The community came up with an innovative way to get a new school. They financed and rebuilt the Gila Crossing Community School, and leased it back to the federal government.
“Our students deserve a quality education – so it was incumbent upon us to think creatively to bring new solutions to long-term problems,” tribal Gov. Stephen Lewis said. The Gila Crossing Community School is the first school to have been constructed under the program.
The community broke ground on the school in 2018; construction finished this month.
“Through this partnership we have created a learning environment that will ensure our students can thrive in a state-of-the-art facility and importantly, our Akimel and Pee-Posh traditions and values are apparent throughout the school,” Lewis said.
Congress approved funding in the fiscal 2019 budget for the Bureau to lease the school from the Gila River community.
“This is a great partnership between the Gila River Indian Community and the Department of Interior.” U.S. Sen. Martha McSally said. “I hope the federal government can learn from this great Arizona example and utilize this to meet tribal education needs across the United States.”

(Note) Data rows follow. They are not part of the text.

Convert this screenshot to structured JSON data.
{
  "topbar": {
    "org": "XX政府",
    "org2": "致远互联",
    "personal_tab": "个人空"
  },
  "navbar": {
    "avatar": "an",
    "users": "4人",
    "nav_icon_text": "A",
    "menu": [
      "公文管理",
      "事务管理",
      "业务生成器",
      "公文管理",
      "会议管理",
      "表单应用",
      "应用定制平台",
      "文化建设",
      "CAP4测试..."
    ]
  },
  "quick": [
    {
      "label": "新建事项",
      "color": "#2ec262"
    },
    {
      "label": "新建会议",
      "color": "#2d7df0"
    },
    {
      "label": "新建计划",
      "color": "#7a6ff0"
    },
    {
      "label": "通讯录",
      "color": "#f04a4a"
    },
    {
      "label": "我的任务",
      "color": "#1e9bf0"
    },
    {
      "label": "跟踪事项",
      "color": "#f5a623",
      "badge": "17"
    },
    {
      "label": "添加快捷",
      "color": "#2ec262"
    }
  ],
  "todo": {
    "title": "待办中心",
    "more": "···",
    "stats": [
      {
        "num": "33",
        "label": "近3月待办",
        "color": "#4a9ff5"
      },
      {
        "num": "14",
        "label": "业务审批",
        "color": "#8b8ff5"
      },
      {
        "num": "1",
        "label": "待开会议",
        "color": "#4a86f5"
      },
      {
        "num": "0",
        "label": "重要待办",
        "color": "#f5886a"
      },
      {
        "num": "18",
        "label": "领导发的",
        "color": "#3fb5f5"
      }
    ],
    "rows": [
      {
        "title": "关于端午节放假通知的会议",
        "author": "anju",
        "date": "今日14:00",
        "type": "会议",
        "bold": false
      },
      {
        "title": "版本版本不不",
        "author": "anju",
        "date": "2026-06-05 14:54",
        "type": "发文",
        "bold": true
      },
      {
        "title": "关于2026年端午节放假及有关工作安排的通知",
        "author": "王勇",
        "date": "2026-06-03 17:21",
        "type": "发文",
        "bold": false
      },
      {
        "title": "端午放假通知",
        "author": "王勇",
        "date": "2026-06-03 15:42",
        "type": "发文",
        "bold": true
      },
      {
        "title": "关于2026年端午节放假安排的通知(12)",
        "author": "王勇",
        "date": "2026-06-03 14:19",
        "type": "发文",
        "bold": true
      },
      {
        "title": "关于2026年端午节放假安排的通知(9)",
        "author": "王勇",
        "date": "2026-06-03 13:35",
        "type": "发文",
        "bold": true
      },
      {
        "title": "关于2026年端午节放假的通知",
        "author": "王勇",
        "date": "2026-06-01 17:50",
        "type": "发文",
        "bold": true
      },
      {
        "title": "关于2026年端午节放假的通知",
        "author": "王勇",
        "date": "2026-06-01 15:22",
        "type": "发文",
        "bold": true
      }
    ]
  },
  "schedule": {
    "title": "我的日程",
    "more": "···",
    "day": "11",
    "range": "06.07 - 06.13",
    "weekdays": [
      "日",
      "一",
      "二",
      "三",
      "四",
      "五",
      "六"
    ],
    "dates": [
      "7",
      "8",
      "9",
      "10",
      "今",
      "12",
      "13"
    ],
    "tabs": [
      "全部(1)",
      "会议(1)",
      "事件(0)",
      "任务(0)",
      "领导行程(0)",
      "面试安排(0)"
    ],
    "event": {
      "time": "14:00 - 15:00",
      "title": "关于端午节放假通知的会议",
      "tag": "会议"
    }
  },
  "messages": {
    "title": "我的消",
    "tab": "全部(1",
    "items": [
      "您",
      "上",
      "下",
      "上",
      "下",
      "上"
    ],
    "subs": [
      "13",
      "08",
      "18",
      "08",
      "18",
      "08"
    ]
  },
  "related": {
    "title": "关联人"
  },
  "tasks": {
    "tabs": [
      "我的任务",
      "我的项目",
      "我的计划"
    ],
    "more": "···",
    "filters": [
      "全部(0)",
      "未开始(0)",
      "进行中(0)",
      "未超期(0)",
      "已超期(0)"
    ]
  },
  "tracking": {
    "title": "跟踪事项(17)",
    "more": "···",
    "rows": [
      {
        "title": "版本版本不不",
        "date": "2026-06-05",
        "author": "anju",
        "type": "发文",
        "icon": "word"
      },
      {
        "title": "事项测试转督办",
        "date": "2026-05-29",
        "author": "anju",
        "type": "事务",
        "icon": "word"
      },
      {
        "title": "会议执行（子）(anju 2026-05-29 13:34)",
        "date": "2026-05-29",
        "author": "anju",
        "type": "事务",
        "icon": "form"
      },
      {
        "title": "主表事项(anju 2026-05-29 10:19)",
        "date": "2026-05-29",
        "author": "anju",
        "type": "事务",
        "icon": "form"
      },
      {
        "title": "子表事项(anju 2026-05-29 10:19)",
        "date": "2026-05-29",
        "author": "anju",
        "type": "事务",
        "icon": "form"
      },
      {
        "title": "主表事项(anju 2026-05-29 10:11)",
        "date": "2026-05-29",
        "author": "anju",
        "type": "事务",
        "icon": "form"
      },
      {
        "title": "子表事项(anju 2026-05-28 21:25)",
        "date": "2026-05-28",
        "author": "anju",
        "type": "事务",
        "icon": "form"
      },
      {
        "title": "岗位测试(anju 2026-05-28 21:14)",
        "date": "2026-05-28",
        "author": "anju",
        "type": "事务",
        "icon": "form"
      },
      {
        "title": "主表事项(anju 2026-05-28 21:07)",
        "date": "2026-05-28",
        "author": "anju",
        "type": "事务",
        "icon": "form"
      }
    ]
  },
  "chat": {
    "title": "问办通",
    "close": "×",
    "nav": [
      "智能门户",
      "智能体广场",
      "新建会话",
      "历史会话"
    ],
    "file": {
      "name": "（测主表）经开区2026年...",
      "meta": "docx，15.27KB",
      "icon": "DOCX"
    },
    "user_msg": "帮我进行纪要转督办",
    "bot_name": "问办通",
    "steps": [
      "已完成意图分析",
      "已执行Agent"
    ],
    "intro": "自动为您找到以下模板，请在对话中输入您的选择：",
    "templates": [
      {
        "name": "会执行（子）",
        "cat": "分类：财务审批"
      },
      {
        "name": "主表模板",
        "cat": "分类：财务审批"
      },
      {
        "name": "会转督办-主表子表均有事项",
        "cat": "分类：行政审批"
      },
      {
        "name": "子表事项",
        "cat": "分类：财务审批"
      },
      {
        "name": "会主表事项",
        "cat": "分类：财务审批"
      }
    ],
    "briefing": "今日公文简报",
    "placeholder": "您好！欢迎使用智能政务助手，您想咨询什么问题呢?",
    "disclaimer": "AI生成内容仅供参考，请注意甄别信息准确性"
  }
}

“Our goal was to work with the Department of the Interior to construct a new school where our children would be able to walk through the halls of a new, safe and clean school that they can be proud of as we provide them with an appropriate education to equip them for careers and higher education,” said Anthony Villareal Sr., a Gila River Community Councilman.
The first day of classes for the school’s 500 students will be Aug. 1.